Yayoi Kusama's Lack of Recognition
Though other artists like Andy Warhol, Claes Oldenburg, and so many more, were able to make similar art and expose it in more famous and intricate galleries’. She soon became depressed after her soft sculpture art piece Accumulation No. 1 was copied by Oldenburg. He created a soft sculpture calendar that made his career skyrocket. This left Kusama depressed for lack of recognition. She wouldn’t leave her studio for days.
After all the battles that she fought, she became successful and known all over the world.
Many people that see Yayoi Kusama art notice one thing. Dots! But why does all of her art include dots? Kusama tells the story of when she was a young girl, she had a hallucination that terrified her. The hallucination was placed in a field of flowers, and they started talking to her. Now, this would freak anyone out. The flower heads were dots, and they went on as far as she could see. Yayoi Kusama felt as if she was disbarring into them, and this is where the dots come from.
Yayoi Kusama likes to relate this hallucination to “self-obliterating.” She enjoys this feeling. She wanted other people to feel this when they look at her art. The meaning behind the Infinity Mirror Rooms is to feel like you are in endless space.
The Iconic Yellow Pumpkin is placed on Naoshima Island. It’s located very close to the water. Most visitors that visit the island will pass this one-of-a-kind piece.
"Walking in My Mind"
Yayoi Kusama said, “A polka-dot has the form of the sun, which is a symbol of the energy of the whole world and our living life, and also the form of the moon, which is calm. Round, soft, colorful, senseless and unknowing, polka-dots become movement… Polka dots are a way to infinity.”
She soon began to cover different things with her signature look, polka dots, such as floors, household objects, walls, and even nude assistants.
"Flowers that bloom at midnight"
This is a series of sculptures, and each one has a different color theme.

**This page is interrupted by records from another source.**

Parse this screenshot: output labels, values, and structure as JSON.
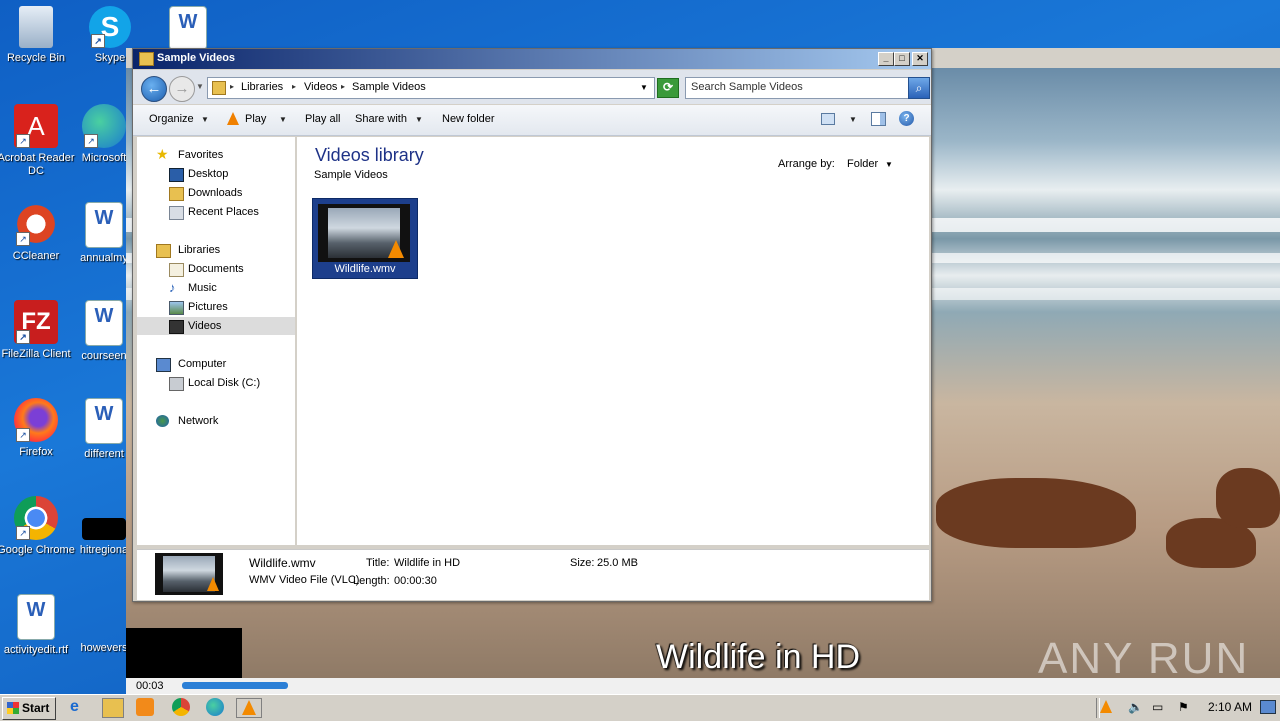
{
  "desktop": {
    "icons": [
      {
        "label": "Recycle Bin"
      },
      {
        "label": "Skype"
      },
      {
        "label": "Acrobat Reader DC"
      },
      {
        "label": "Microsoft"
      },
      {
        "label": "CCleaner"
      },
      {
        "label": "annualmy"
      },
      {
        "label": "FileZilla Client"
      },
      {
        "label": "courseen"
      },
      {
        "label": "Firefox"
      },
      {
        "label": "different"
      },
      {
        "label": "Google Chrome"
      },
      {
        "label": "hitregiona"
      },
      {
        "label": "activityedit.rtf"
      },
      {
        "label": "howevers"
      }
    ]
  },
  "vlc": {
    "subtitle": "Wildlife in HD",
    "watermark": "ANY RUN",
    "elapsed": "00:03",
    "progress_fraction": 0.1
  },
  "explorer": {
    "title": "Sample Videos",
    "window_buttons": {
      "minimize": "_",
      "maximize": "□",
      "close": "✕"
    },
    "breadcrumb": [
      "Libraries",
      "Videos",
      "Sample Videos"
    ],
    "search_placeholder": "Search Sample Videos",
    "toolbar": {
      "organize": "Organize",
      "play": "Play",
      "play_all": "Play all",
      "share_with": "Share with",
      "new_folder": "New folder"
    },
    "nav": {
      "favorites": "Favorites",
      "desktop": "Desktop",
      "downloads": "Downloads",
      "recent_places": "Recent Places",
      "libraries": "Libraries",
      "documents": "Documents",
      "music": "Music",
      "pictures": "Pictures",
      "videos": "Videos",
      "computer": "Computer",
      "local_disk": "Local Disk (C:)",
      "network": "Network"
    },
    "content": {
      "library_title": "Videos library",
      "library_subtitle": "Sample Videos",
      "arrange_label": "Arrange by:",
      "arrange_value": "Folder",
      "file_name": "Wildlife.wmv"
    },
    "details": {
      "name": "Wildlife.wmv",
      "type": "WMV Video File (VLC)",
      "title_label": "Title:",
      "title_value": "Wildlife in HD",
      "length_label": "Length:",
      "length_value": "00:00:30",
      "size_label": "Size:",
      "size_value": "25.0 MB"
    }
  },
  "taskbar": {
    "start": "Start",
    "clock": "2:10 AM"
  }
}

Flowers are essential to Kusama, and it symbolizes the flowering and withering of life, grief and celebration, softness and hardness.
Yayoi Kusama - Fireflies on the Water Infinity Mirror (Walkthrough)